> **Activity**
Every line containing the string "more" is to be copied from the records.

> **Information**
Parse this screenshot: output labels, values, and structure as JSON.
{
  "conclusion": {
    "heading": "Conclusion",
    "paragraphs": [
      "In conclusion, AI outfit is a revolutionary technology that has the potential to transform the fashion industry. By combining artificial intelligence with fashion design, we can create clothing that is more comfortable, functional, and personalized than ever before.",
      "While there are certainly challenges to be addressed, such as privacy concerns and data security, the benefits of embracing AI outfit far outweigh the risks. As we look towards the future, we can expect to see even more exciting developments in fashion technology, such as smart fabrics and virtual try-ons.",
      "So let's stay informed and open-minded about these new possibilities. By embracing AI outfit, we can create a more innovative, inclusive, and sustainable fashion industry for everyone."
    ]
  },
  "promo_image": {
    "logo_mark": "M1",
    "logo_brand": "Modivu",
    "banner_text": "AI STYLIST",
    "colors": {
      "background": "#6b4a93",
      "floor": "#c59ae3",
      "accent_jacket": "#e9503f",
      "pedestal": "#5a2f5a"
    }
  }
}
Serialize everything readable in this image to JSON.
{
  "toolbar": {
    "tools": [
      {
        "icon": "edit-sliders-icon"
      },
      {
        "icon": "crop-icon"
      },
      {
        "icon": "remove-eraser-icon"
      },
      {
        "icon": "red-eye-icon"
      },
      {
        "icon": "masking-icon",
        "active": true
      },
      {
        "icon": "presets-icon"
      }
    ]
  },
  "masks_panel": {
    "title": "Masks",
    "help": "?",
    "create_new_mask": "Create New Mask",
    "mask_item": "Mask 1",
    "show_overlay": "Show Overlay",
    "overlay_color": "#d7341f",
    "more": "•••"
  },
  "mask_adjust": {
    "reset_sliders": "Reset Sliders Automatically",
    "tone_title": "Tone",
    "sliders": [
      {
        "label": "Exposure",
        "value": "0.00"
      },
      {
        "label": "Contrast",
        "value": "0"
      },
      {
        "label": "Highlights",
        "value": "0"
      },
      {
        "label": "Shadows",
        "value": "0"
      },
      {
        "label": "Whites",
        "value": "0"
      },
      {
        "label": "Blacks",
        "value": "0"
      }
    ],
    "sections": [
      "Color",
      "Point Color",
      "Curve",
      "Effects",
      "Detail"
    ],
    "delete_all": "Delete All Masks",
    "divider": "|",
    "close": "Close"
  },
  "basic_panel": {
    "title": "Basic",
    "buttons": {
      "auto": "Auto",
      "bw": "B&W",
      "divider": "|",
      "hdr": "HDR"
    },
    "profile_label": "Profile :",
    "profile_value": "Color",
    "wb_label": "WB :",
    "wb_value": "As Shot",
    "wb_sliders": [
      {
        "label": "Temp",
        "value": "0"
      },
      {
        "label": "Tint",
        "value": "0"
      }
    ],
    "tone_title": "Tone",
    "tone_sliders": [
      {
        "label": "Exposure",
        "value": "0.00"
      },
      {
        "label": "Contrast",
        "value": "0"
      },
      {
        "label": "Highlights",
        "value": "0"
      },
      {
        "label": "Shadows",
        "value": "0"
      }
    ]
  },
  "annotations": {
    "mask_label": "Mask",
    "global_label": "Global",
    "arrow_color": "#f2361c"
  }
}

> **Answer**
      "In conclusion, AI outfit is a revolutionary technology that has the potential to transform the fashion industry. By combining artificial intelligence with fashion design, we can create clothing that is more comfortable, functional, and personalized than ever before.",
      "While there are certainly challenges to be addressed, such as privacy concerns and data security, the benefits of embracing AI outfit far outweigh the risks. As we look towards the future, we can expect to see even more exciting developments in fashion technology, such as smart fabrics and virtual try-ons.",
      "So let's stay informed and open-minded about these new possibilities. By embracing AI outfit, we can create a more innovative, inclusive, and sustainable fashion industry for everyone."
    "more": "•••"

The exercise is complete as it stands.